Ballmer and McNealy, buddies once again

Rival vendors make peace

SAN FRANCISCO - When Sun Microsystems Inc. Chairman and Chief Executive Officer (CEO) Scott McNealy and Microsoft Corp. CEO Steve Ballmer exchanged Detroit Red Wings ice hockey jerseys on stage Friday morning, they brought two of the industry's most visible adversaries together in a landmark long-term partnership.

"I know a lot of you think this is kind of weird, he and I up here," McNealy said as he and Ballmer sat down next to each other on director's chairs in a conference room at a San Francisco hotel. But after years of fighting, McNealy said that at the behest of customers who told him to "cut the rhetoric and get interoperable," he picked up the phone and called Ballmer in early 2003 to settle the differences between Sun and Microsoft.

It took the companies about a year to come to an agreement. It is "complicated stuff," Ballmer said. "And we needed to rebuild between the companies -- not just between Scott and I -- a level of trust," he said. "In an environment that is litigious, it is hard to have open discussions."

"Everybody has to get comfortable with what they are willing to share," Ballmer said, talking about the technology sharing that Sun and Microsoft agreed on in the end.

The companies were close to a deal in December, but there was a need for a little more "creativity," Ballmer said. Sun and Microsoft took a break from the negotiations in late December and Microsoft last month was distracted by the European Commission's antitrust decision against the company, Ballmer said.

Most of the talks leading up to the agreement were done over the phone, but company executives did meet in person. McNealy started the discussions by inviting Ballmer to play a game of golf. They teamed up against another pair of players -- whom they didn't name -- and met at a course where they could play in private. Ballmer and McNealy lost, they said. At later stages, meetings were held at Microsoft's campus and at McNealy's house.

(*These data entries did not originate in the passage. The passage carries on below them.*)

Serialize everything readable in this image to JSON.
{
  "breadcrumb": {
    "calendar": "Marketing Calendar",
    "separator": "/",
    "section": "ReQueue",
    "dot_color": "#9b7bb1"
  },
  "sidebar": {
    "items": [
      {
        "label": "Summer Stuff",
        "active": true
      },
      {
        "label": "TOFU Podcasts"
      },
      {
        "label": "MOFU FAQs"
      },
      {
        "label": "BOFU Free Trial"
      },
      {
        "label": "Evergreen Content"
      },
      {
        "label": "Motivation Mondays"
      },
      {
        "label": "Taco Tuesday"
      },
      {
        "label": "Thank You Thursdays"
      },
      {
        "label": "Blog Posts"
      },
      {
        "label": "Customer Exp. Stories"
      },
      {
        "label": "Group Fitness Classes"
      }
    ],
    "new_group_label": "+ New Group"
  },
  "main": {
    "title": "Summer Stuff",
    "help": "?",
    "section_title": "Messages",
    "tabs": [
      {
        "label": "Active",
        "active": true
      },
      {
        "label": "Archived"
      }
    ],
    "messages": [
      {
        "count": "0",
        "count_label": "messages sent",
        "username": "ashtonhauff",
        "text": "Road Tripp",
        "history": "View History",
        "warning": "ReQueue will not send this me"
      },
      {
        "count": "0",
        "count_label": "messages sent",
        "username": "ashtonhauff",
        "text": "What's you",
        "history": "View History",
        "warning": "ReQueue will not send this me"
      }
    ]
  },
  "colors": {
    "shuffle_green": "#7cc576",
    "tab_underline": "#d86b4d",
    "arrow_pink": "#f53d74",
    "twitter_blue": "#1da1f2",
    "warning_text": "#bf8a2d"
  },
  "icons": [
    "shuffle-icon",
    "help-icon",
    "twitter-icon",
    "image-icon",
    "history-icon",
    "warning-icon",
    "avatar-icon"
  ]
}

On a July day last year, during a week when Sun was closed, Ballmer and Microsoft Chairman and Chief Software Architect Bill Gates were at Sun's headquarters in Santa Clara, California. At one point, Gates took a restroom break and wandered unescorted into the halls of Sun's inner sanctum. There he ran into a Sun worker with a dog, McNealy said.

"I think he just walked by thinking, 'man that guy looked liked Bill,'" McNealy said.

The result of frequent meetings between Sun and Microsoft and, in the last few months, weekly phone calls, was a broad agreement reached early Friday morning, resolving antitrust and patent issues as well as establishing a framework for the companies to share technical information without infringing on each other's intellectual property.

As part of the deal, Microsoft will pay Sun $1.95 billion, of which $700 million is to settle Sun's antitrust case against Microsoft, $900 million is to clear up patent disputes and $350 million is to license Sun technology, Microsoft and Sun said. The deal is not about the Microsoft payments, but about business opportunity, Ballmer and McNealy stressed. Both Sun and Microsoft expect significant revenue to result from their collaboration, they said.

The Red Wings jerseys are a symbol of McNealy's and Ballmer's Michigan roots. The two have been friends for a long time, McNealy said. They grew up across town from each other near Detroit and attended Harvard University and Stanford University together. But then their friendship went sour with Ballmer at Microsoft Corp. and McNealy heading up Sun Microsystems Inc.

The two companies have been fierce rivals for years, with Sun fighting Microsoft in court and McNealy giving many antagonistic speeches. Sun also played a major role in the antitrust cases against Microsoft in the U.S. and in Europe. But today, Ballmer and McNealy are buddies once again and Microsoft and Sun have struck a 10-year agreement to work together on product interoperability.

"We couldn't think of any other way to make a stronger statement to you all about how serious we are about this partnership other than to, as we head into playoff time, exchange gifts as long-time Motown Red Wing fans," McNealy said as he and Ballmer exchanged autographed jerseys of the Red Wings, Detroit's National Hockey League team.

Copyright © 2004 IDG Communications, Inc.